Back to Dr. Banner...as I was thinking about my childhood this morning, at times when I was afraid, it was then that I recall hiding behind a large chair in the den of my family home. This was especially so on Friday evenings around 8:30 if memory serves me correctly. This was during the years when the TV Series The Incredible Hulk Link aired. I was a four-year old timid young boy when the show began it's first pilot. Surely, I was familiar with the comics of Batman and Clark Kent, they were all heroes—trusted and reliable. The Incredible Hulk however, I was not quite sure about him, he was going to kept at “chair's-length” for starters.

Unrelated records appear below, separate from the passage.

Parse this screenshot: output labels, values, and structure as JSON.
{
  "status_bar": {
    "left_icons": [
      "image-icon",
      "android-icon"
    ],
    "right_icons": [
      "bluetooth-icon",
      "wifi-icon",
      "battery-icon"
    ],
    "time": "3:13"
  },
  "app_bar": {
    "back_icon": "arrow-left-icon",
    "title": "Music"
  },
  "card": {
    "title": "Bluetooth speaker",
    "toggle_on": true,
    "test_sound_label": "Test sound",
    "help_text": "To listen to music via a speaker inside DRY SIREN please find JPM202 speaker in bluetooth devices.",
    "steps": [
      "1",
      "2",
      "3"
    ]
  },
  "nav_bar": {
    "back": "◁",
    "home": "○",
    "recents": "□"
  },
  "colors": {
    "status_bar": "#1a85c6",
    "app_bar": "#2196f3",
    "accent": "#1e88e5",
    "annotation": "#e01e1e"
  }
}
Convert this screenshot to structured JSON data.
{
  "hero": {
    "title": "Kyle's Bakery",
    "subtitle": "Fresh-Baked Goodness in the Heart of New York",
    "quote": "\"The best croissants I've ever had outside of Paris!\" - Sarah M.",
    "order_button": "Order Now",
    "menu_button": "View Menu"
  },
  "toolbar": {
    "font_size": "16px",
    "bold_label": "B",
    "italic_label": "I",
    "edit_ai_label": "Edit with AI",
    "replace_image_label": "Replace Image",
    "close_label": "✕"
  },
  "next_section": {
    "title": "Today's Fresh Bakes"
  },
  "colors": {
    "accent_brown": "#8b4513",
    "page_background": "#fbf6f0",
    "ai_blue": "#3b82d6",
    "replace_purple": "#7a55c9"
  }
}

My retreat to the backside of the green monster (the chair was the same color as the Hulk...it was the 70's after all) was only for a few seconds during the Gamma Ray (???) process. The scary part was when Dr. Banner would be triggered into a rage and transform into the Hulk. I remember not enjoying the bright green eyes and bulging veins of Lou Ferrigno as he ripped through the clothes of the evaporating Banner. Once the change was complete, it was cool, I would return to my usual spot, about 2-3 inches from the screen! After that all was well. But there was a specific reason why all was ok in the world. Once the metamorphosis had occurred and the Hulk had finished his rampage, my emotions quickly returned to ground zero.

By the time I had reached six or seven years of age, I caught on to something about this big green bundle of muscle, veins and gamma rays. At the culmination of each episode, those same green eyes that once sent me scurrying for the nearest place of refuge, had me glued me to the screen. The toughest part of every thirty-minute adventure on Friday eve was watching the battered, bleeding hulk in tattered rags while he lay in a dark alley melting back into the anonymous Dr. Bruce Banner.

I so often had to act like I was asleep in front of the TV or hide my face in a pillow or blanket to keep my tears a secret. These poor guys. That was my thought for both Banner and the Hulk, how sad.

Dr. Banner had to live as a hermit, a loner, keeping everyone at arms length for fear he may be triggered. Why? This was no fault of his own, it was a lab accident gone wrong. The authorities pursued him constantly, like a dark cloud chasing and taunting him. It was as if he was prey seeking refuge until backed into a corner, provoked until becoming predator was the only option in some wicked combination that resulted in explosive rage. This only soon reverted to an exhaustive meltdown returning yet another vicious cycle. I remember thinking, these guys have no friends and everyone needs a friend. Hulk's only ally and Banner's only sure friend was one in the same...lonesomeness.

As I begin writing on the prompt of #Bullying, I think of the predator and the prey as a dynamic inside each of us as humans. Is it simply that one is nurtured or harnessed, one given more attention than the other at those more crucial points in life?

Could that be why I am more assertive and my wife so much more of a timid soul?

This is not a prompt about psychology by any means. I am just sharing my thoughts, thats what writing is all about — READ.THINK.WRITE!

BTW: please check thislink and listen this piece call “The Lonely Man” that was the tune that played to the TV Series on CBS in the 70's